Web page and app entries
↓

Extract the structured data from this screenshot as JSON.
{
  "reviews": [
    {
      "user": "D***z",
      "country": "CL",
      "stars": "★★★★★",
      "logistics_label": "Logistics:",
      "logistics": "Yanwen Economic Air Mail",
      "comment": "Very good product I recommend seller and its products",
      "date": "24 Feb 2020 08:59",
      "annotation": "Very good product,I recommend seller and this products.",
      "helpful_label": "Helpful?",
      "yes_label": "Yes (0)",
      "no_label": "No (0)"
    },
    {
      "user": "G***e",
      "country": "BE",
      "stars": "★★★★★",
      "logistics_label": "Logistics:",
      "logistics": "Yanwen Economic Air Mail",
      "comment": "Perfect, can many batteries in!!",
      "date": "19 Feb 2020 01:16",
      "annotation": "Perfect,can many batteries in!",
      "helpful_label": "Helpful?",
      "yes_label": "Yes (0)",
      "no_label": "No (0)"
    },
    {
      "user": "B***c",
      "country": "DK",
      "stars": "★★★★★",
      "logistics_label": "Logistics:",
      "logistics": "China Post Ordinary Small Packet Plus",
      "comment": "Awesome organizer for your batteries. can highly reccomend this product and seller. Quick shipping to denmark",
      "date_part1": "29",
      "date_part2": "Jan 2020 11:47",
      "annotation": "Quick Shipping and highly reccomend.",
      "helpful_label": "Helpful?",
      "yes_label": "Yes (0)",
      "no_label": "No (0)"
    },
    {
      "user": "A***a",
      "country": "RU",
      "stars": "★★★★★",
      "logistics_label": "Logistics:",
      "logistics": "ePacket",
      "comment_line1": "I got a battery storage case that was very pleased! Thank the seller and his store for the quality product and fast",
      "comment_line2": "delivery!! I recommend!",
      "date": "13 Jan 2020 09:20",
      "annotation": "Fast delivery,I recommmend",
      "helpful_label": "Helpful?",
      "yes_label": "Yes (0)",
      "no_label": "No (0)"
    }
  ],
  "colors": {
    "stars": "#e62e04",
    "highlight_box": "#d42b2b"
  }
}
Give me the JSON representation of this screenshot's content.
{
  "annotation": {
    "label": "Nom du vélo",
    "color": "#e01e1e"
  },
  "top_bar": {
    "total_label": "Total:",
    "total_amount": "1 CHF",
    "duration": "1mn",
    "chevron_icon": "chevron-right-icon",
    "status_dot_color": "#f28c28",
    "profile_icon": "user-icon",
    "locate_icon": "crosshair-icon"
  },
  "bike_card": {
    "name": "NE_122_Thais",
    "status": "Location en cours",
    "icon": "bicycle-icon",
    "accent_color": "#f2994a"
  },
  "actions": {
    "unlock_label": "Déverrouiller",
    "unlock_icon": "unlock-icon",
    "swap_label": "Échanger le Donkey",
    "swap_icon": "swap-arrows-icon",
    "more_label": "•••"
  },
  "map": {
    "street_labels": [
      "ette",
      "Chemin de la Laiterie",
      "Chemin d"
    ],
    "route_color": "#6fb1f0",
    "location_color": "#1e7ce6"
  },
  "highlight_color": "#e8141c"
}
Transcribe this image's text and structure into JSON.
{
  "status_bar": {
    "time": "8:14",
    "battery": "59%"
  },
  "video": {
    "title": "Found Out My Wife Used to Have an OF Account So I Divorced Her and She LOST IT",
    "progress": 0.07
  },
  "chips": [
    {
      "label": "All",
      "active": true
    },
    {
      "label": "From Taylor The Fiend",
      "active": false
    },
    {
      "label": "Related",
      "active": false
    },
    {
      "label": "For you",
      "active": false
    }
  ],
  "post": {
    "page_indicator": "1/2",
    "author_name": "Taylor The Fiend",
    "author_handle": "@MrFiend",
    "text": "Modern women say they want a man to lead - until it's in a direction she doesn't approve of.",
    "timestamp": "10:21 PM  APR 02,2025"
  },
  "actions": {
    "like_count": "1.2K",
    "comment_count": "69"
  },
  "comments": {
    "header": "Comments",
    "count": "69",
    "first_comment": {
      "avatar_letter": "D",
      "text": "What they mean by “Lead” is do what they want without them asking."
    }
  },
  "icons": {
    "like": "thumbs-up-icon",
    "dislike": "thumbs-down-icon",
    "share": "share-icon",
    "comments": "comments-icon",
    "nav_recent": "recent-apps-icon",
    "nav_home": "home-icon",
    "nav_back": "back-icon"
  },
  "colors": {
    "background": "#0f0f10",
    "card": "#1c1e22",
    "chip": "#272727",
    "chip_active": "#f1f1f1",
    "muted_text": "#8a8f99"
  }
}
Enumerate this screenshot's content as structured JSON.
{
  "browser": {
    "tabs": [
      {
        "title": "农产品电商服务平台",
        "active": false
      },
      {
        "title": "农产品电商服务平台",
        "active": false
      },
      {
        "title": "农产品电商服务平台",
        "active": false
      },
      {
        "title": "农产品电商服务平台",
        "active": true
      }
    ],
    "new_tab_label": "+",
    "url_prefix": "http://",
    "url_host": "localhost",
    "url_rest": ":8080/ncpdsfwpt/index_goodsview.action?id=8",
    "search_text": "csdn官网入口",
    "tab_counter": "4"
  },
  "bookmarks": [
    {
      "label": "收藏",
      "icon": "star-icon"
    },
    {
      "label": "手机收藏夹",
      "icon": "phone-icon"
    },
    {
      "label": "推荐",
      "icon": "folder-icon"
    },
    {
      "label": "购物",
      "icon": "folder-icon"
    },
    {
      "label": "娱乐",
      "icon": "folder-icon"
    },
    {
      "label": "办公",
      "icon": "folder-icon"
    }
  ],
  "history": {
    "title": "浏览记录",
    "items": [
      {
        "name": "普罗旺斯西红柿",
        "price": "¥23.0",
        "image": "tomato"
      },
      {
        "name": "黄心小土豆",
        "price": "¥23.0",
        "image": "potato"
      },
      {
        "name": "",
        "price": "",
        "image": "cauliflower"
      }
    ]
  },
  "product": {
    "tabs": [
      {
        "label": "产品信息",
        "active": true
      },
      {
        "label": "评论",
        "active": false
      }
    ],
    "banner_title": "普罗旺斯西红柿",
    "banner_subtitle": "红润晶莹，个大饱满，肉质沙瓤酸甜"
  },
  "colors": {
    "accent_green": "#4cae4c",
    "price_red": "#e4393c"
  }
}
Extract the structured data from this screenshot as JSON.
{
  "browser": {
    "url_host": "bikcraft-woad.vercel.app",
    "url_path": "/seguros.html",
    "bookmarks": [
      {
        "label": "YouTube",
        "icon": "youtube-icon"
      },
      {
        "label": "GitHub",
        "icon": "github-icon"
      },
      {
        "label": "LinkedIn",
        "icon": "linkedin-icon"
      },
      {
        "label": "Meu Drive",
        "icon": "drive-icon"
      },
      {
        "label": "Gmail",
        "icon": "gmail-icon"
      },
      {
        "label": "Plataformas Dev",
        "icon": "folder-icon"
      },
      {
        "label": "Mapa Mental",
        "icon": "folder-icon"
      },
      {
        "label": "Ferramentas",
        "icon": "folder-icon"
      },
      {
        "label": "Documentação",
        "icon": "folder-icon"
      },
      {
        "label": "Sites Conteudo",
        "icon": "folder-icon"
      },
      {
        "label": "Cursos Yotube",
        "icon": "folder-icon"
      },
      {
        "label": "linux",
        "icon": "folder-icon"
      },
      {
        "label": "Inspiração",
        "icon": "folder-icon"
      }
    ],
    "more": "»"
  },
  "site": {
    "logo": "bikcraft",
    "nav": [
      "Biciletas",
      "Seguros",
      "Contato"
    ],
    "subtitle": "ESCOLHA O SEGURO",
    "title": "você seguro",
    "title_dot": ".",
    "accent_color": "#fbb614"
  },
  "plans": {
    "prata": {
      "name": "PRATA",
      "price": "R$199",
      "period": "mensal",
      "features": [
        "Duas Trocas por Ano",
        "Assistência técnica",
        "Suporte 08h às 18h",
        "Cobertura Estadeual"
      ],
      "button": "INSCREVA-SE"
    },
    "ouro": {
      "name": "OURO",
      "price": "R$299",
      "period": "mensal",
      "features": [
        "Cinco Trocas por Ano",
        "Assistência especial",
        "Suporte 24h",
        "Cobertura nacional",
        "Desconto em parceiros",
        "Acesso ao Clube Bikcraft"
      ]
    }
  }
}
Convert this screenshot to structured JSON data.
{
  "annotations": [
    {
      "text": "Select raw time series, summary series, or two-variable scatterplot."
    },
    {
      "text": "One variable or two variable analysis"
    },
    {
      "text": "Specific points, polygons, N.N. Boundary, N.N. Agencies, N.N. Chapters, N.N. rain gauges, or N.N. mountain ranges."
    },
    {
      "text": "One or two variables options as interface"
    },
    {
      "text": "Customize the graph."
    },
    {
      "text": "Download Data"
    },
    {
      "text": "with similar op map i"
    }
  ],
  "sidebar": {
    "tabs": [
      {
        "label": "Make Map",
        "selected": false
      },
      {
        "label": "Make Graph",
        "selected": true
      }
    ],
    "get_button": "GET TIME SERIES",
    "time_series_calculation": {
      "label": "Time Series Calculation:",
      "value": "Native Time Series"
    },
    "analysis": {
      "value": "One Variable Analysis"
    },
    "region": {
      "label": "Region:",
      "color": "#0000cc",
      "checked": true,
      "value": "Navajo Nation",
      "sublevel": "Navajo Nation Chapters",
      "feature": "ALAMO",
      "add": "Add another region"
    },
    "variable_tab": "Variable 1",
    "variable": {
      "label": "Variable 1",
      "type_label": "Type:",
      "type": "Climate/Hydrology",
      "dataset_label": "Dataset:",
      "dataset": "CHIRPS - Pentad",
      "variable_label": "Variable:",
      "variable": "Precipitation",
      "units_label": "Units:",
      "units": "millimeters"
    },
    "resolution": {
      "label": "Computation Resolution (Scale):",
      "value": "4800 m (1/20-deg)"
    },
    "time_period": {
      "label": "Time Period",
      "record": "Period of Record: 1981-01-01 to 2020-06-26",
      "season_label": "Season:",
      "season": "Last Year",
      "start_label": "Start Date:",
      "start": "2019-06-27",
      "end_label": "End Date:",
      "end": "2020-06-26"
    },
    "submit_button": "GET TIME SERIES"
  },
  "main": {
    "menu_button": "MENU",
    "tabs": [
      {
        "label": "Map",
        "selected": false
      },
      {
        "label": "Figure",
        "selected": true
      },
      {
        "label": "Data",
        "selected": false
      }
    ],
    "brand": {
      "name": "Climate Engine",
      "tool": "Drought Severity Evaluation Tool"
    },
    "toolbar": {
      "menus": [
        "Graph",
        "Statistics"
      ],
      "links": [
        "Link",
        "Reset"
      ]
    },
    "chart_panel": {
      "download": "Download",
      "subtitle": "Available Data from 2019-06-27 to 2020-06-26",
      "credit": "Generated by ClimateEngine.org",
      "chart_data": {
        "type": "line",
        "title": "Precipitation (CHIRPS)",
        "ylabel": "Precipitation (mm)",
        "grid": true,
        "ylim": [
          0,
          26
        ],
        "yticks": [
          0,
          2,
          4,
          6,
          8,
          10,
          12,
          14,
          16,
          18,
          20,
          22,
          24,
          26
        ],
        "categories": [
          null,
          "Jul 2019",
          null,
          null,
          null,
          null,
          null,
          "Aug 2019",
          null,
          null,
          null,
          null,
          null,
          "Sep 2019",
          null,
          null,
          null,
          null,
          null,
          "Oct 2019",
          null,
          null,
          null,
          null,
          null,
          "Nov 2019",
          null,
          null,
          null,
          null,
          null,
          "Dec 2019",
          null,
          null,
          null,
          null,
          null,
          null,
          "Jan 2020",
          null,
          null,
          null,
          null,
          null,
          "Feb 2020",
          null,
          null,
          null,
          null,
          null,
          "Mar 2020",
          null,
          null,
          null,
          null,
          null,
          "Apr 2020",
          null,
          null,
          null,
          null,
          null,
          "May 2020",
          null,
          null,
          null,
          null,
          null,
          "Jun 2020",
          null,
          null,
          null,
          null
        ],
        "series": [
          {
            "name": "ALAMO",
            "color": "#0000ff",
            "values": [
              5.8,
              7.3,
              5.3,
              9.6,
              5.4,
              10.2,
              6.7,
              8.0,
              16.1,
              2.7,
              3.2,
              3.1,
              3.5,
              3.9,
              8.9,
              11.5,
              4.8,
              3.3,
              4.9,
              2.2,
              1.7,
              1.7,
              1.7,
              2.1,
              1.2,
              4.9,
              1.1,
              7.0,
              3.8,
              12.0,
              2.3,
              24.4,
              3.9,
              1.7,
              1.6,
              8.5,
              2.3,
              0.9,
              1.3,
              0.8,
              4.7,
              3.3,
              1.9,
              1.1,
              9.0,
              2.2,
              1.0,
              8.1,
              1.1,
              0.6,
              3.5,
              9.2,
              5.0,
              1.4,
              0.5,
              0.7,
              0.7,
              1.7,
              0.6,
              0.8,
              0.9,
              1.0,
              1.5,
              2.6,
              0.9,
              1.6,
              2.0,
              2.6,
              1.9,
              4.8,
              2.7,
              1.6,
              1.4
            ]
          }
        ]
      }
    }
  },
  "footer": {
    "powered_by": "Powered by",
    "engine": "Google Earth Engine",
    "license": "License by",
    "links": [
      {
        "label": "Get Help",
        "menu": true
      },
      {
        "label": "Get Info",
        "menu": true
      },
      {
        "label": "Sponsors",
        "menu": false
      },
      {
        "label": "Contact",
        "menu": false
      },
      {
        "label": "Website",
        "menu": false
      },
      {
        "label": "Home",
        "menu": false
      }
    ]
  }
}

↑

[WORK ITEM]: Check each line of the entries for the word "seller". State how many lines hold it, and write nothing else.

[TASK RESPONSE]: 4